The study was conducted by experts at the University of Miami, and it said physicians caring for the patient weren’t inclined to heed the tattoo because there was no way to confirm the man’s wishes. “We initially decided not to honor the tattoo, invoking the principle of not choosing an irreversible path when faced with uncertainty,” the study reads. The physicians elected, instead, to administer antibiotics among other things. Even so, the hospital’s ethics consultant felt differently.
“After the ethics consultants advised us to honor the patient’s do not resuscitate tattoo. They suggested that it was most reasonable to infer that the tattoo expressed an authentic preference, that what might be seen as caution could also be seen as standing on ceremony, and that the law is sometimes not nimble enough to support patient-centered care and respect for patients’ best interests. A DNR order was written,” the study says. The state Department of Health in Florida had a DNR order for the patient after all, so they would’ve been able to proceed with resuscitation; however, the patient died without ever undergoing the procedure.
DNR order laws tend to be fairly convoluted, and they differ from state to state in the US. A study published in the Journal of General Internal Medicine found that “Clinicians are morally and legally obligated to respect the preferences of patients to forgo life-sustaining treatment.” Ordinarily, this indicates that an official signed a DNR agreement, particularly a Physician Order for Life-Sustaining Treatment. There wasn’t any precedent for tattoos being legally binding regardless of how apparent the patient’s intentions might seem.
The article in the Journal of General Internal Medicine reads, “The emergency responder may wonder. (D)o the letters stand for Do Not Resuscitate? Or Department of Natural Resources? Or someone’s initials? Second, the tattoo may not result from a considered decision to forego resuscitation. Errors in interpretation may have life and death consequences.” It’s what the ethics consultants had to take into consideration that physicians hadn’t yet.
According to the published study on the incident, the ethics consultants “suggested that it was most reasonable that the tattoo expressed an authentic preference, that what might be seen as caution could also be seen as standing on ceremony, and that the law is sometimes not nimble enough to support patient-centered care and respect for patients’ best interests.” The ethics of DNR orders, in general, is now being scrutinized even more than usual due to the added attention to the no-longer hypothetical scenario in which a DNR tattoo has to be taken seriously.
The incident harkens back to a popular DNR story bandied about in the summer from the UK where the proper term is Termination of Resuscitation. Sudden-onset cardiac arrest accounts for almost 100,000 deaths every year in the UK, and resuscitation practices in the UK have a poor success rate despite improvement.
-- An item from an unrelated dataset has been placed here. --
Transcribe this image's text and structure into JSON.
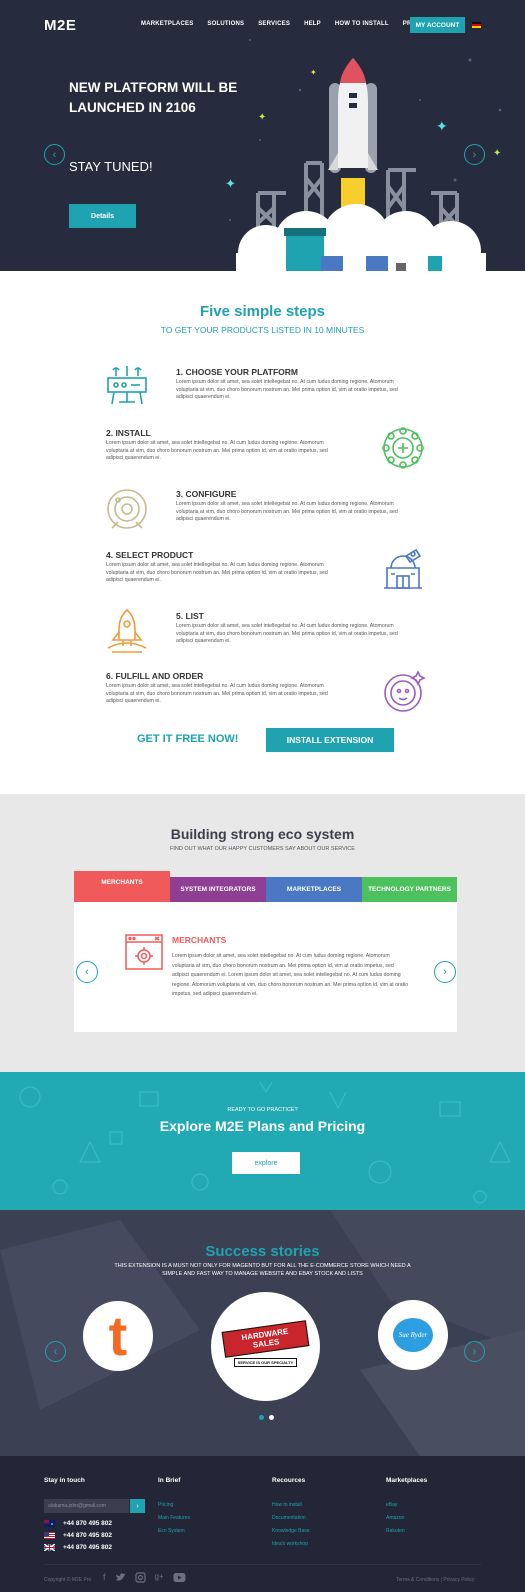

This partly stems from poor allocation of ambulances, which yields almost certain poor outcomes in transporting patients according to a recent article from the Journal of Emergency Medical Services.
Now, clinical decision rules pertaining to TOR have been validated for out-of-hospital cardiac arrests, and these CDRs relieve the healthcare system and particularly ambulance resources of a burden with which the system has, heretofore, failed to cope. These TOR CDRs also diminish the number of blue-light transports on the road and thereby contribute to public safety given that these transports are otherwise risky. The proposed guideline has been found to align well with preexisting TOR guidelines. The British Resuscitation Council says that evidence is a bit more murky, however, about when is an appropriate time to desist resuscitation.
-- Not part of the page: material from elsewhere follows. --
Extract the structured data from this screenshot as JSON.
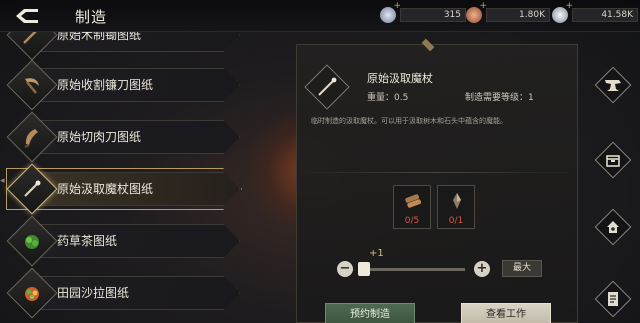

In the UK, the most recent and definitive study on the subject was published this past summer. Researchers relied on a retrospective cohort study to review adult OHCA cases throughout a 26-month period of time. They aimed to discern the disparate, identifying features of adult OHCA. They also applied two TOR guidelines to the dataset. In light of the ethical struggle with this issue Stateside, it’s relevant to note that the British study was approved by the University research ethics board as well as NHS. They took data for the study from the North West Ambulance Service NHS Trust. The Trust’s paramedic and technician staff are combined as one and governed under the auspices of the TOR guideline.